**Excerpted records:**

.....

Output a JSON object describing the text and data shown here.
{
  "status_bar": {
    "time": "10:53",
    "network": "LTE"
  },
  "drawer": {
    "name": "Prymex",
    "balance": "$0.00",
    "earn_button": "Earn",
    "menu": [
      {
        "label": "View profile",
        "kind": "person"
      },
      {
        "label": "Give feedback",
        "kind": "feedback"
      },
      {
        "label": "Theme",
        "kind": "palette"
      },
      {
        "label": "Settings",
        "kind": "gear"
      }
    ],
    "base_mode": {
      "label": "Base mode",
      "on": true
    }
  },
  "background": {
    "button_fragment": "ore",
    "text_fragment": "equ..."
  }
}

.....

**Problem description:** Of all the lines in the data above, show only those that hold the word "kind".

**Reply to the exercise:**
        "kind": "person"
        "kind": "feedback"
        "kind": "palette"
        "kind": "gear"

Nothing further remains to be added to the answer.